Myrtha (Maria Allash):

A welcome surprise---the white corps has really pretty dresses and tiaras:


The whites number 27: 24 plus Moyna (not credited), Zulme (not credited), and Myrtha. It's really hard to see how they perform in moving formations because Bataillon mostly shoots from floor level, which obscures how orderly the files are. It seems to me they are a bit ragged on the move while doing better than the Royal Opera House corps.  But the Bolshoi corps here is no threat to the Paris Opera Ballet white forces:

Here's a shot made from above in which the corps looks great:

A still formation with perfect alignment:

When the corps gets going, I can forget the blinking lights and the rain of the roses. First the Wilis kill Hans and now they have Albrecht:

The dancing in this Act 2 is quite different from the other HDVD versions of Giselle.
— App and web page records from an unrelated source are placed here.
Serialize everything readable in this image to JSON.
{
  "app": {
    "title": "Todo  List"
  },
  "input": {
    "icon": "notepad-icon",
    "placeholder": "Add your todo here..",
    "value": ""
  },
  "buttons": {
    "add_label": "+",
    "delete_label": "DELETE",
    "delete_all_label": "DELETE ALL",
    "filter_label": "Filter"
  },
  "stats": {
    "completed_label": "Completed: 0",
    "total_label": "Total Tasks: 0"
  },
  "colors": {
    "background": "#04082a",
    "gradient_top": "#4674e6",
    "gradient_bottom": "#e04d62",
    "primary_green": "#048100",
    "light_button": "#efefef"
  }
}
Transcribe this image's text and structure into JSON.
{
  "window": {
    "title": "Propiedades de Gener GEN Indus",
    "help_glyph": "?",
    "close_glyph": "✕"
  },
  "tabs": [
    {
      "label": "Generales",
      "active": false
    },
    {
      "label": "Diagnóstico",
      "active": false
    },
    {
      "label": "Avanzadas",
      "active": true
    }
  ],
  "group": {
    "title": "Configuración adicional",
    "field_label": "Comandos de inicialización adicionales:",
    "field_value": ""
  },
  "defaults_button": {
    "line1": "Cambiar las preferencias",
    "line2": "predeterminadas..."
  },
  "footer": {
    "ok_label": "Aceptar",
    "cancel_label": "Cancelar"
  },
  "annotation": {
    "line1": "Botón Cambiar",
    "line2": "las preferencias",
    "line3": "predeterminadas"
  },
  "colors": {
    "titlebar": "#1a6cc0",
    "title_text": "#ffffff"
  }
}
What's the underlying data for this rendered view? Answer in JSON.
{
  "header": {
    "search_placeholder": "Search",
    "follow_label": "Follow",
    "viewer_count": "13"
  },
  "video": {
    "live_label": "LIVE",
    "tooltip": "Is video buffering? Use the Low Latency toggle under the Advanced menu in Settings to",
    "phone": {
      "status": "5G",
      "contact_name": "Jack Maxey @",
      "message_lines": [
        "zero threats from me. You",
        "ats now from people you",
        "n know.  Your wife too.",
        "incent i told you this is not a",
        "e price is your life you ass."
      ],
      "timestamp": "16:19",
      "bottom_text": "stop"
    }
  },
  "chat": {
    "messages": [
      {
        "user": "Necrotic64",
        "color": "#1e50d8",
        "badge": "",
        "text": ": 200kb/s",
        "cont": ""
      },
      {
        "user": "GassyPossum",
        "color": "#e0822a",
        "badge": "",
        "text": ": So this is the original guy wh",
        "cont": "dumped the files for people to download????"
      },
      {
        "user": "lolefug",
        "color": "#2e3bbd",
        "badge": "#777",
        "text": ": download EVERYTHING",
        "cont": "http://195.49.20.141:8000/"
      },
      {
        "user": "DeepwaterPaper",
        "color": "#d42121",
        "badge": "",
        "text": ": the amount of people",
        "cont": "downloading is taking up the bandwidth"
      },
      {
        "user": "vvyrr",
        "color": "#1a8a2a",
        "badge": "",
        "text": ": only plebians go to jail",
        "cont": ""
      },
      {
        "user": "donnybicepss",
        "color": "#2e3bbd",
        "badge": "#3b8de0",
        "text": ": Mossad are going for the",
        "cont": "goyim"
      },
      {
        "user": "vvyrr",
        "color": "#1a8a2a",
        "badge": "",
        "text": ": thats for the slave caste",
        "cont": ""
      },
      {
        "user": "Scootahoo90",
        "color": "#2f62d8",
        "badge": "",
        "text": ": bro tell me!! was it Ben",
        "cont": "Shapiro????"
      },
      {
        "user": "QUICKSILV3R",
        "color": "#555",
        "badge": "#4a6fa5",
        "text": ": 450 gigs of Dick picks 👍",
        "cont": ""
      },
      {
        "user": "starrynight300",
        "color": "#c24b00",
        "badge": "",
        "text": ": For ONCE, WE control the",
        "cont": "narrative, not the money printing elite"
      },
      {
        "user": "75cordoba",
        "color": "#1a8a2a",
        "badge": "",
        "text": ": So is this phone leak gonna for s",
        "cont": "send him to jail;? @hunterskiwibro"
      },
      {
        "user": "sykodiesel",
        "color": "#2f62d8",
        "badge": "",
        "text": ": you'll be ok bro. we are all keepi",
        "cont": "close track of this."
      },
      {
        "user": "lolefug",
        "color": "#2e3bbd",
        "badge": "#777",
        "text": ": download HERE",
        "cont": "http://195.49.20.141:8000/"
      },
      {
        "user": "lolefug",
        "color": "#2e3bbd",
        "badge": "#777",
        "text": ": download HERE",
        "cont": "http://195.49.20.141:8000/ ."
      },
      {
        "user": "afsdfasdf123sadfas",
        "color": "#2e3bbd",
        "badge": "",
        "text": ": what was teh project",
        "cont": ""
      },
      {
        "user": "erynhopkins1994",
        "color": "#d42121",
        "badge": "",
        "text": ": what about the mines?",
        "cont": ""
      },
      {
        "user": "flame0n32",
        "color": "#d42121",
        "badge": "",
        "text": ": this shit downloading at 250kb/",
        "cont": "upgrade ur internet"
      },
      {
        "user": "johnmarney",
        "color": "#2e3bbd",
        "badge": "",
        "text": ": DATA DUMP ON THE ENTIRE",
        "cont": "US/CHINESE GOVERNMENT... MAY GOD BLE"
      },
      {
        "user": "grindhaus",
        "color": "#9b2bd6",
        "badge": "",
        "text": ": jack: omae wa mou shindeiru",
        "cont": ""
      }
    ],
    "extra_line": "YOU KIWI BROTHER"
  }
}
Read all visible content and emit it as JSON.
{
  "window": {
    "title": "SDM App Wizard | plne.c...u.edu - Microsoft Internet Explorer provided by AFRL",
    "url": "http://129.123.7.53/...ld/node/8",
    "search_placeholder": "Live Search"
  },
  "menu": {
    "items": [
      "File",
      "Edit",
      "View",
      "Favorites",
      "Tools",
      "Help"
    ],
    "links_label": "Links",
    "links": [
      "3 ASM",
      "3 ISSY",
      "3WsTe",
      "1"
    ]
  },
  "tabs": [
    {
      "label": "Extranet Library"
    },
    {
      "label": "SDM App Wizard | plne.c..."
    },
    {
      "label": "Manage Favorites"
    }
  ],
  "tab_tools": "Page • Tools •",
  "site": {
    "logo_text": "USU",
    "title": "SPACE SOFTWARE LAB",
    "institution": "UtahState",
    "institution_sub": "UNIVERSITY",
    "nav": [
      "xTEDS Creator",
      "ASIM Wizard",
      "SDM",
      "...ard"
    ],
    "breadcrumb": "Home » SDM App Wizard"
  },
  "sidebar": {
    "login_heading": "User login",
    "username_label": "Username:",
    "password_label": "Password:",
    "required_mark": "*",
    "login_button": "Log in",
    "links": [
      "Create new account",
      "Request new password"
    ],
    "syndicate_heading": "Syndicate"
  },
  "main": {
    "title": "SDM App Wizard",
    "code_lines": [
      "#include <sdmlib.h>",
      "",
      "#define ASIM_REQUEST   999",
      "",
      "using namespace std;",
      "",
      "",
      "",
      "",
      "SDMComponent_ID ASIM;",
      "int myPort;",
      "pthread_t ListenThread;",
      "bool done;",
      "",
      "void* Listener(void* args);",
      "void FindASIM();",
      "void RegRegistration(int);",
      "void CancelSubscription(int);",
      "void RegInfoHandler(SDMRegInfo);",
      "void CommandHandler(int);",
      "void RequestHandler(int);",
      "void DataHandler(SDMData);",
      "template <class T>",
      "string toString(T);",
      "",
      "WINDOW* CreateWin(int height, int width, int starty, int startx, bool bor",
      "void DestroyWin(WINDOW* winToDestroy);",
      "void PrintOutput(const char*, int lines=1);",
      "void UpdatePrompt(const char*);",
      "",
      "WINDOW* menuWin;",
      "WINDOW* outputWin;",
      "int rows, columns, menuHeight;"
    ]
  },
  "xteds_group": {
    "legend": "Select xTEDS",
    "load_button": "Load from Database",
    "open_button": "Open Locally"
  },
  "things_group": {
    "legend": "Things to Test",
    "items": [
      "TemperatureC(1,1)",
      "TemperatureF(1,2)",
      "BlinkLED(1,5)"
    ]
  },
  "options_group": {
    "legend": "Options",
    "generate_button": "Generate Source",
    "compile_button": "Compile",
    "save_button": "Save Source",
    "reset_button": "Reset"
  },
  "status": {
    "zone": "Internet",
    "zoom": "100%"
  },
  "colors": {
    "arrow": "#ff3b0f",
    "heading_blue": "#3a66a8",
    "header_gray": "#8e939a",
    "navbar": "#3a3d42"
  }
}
If you are a ballet expert, then you would probably need this disc just to see how Grigorovich handles Act 2. Acting and personal directing are not very important at this point. Now we are dealing with pure choreography at the highest level that exists in the art of dance:

Albrecht's last plead for life. Myrtha is ready to condemn him, but he's saved by the light of day as morning approaches:

So now for a grade. To protect their franchise, the Bolshoi folks will have to do a better than this. I give Act 1 a "D" grade and Act 2 a "B." So I'll call this a "C+" title. I point out that since this Giselle came out, the Bolshoi finished its billion-dollar renovation project and has published two of the greatest ballet HDVDs ever (a Sleeping Beauty and a Bayadère). Don't be surprised if they come out soon with a new and improved Giselle.